Education and learning

Education and learning

Experiencing new teaching methods is one of the primary goals of school, in order to improve the effectiveness of learning. A psychological theory, the so-called constructivism, claims that people gain knowledge of the world by experiencing things and reflecting on those experiences. The American psychologist Jerome Bruner was one of the first experts who spread this idea. He thought that the aim of education had to be to create autonomous learners. Thus, teachers should help students to actively construct knowledge rather than presenting a series of facts as it would usually happen in a traditional classroom, where students receive information only in a passive way; the students work individually, they listen to and memorise lessons, and use textbooks and teachers to learn, they all do the same thing and their desks are organised in rows. This is a teacher-centred method in which teachers play the most important role; indeed, they are experts who produce facts. On the contrary, the constructivist method focuses on students, who collaborate and do practical experiments using previous knowledge to formulate hypotheses and draw conclusions. In addition, they do different tasks and work together in groups or circles. In this case the traditional teacher turns into a coach who guides the students to discover facts and listens to their discussions. Nowadays there are different techniques based on constructivism. Flipped classrooms and the Jigsaw method are two of the most popular examples which put this theory into practice.

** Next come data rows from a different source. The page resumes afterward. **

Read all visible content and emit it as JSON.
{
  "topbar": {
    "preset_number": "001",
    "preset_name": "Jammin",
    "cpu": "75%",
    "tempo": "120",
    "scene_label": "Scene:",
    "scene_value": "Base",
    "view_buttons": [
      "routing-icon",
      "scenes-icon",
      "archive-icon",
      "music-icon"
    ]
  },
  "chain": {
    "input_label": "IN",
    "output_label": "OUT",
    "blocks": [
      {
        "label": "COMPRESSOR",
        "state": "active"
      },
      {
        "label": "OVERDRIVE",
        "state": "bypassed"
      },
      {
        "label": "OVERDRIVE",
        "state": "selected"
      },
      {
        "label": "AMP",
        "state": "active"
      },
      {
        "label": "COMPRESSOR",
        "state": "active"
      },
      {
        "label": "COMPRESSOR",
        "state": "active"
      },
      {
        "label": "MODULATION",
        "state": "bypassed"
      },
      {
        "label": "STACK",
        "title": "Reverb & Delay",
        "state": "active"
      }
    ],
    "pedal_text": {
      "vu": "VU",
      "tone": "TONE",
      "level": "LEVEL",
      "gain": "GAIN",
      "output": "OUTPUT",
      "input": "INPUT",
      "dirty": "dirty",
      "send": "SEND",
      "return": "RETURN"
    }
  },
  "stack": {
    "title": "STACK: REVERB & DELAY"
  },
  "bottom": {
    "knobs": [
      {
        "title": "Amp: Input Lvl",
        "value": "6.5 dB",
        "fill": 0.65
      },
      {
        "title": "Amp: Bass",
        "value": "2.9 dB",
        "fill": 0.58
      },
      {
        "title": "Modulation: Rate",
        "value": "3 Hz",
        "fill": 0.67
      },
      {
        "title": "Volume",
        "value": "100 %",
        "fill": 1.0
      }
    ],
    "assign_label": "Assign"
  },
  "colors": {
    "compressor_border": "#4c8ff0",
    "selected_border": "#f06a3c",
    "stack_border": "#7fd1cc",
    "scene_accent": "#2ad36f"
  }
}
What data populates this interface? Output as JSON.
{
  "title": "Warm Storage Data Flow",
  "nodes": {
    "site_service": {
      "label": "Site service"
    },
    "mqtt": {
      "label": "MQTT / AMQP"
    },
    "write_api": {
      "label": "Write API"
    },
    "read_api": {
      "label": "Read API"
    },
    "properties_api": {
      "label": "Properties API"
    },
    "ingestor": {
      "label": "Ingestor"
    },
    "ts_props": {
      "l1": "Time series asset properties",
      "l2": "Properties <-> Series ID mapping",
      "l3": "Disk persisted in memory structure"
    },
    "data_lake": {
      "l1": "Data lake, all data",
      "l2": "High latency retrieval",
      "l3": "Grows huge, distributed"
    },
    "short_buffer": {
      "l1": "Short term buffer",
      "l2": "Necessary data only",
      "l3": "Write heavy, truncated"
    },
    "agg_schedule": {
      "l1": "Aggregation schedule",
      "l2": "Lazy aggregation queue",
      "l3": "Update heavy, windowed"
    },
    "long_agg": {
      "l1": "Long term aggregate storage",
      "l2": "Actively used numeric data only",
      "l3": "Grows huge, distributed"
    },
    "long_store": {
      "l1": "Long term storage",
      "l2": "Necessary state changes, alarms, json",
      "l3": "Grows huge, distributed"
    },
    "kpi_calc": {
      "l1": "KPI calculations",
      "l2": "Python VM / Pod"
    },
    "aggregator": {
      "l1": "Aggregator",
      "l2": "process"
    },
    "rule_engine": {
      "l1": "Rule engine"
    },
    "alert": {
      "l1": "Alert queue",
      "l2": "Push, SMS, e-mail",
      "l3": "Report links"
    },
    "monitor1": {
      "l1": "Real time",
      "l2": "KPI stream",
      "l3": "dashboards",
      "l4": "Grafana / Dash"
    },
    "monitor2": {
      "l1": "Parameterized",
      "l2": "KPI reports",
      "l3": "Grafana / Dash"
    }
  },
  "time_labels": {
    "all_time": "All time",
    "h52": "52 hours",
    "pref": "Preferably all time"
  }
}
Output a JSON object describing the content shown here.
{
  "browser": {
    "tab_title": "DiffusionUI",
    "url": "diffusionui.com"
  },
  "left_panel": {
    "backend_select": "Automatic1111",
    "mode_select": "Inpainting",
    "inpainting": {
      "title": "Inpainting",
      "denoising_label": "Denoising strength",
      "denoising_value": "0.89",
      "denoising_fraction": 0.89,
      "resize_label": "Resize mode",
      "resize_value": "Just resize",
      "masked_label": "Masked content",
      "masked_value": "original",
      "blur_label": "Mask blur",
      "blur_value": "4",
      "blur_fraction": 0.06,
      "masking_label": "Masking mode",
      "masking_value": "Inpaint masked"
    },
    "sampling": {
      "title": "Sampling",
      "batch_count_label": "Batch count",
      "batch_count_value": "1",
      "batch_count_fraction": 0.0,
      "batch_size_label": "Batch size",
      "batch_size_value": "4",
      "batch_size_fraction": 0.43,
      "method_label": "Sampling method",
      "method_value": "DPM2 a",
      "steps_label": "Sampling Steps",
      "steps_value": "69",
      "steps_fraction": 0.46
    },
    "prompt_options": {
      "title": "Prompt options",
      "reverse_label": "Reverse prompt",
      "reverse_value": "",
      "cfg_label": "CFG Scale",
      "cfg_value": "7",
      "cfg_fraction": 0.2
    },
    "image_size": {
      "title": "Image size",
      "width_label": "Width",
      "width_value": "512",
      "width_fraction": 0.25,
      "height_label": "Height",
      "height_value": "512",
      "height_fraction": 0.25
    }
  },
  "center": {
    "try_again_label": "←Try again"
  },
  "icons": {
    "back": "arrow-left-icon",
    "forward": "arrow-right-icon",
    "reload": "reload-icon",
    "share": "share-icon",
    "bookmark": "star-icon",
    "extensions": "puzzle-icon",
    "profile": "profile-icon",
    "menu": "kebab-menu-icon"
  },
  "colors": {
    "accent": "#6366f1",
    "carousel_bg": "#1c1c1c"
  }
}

Flipped classrooms

The flipped classroom methodology completely reverses traditional teaching ideas. Students learn at home via on-line videos which can be paused and studied as often as necessary. On the other hand, school becomes the place where they can do homework and other group activities such as project work or laboratory experiments. In this way teachers spend more time interacting directly with students, improving outcomes.

Jigsaw method

This cooperative learning technique allows students to work in small groups which depend on each other. At the beginning, groups are divided and every single member studies and researches a particular aspect of the task. Therefore, all the students become experts on a certain aspect of the project and when they return to their original group, they are able to report their findings to the other members. Finally, they can put the information together in order to show a complete work to the other groups, which have to judge and define the best project.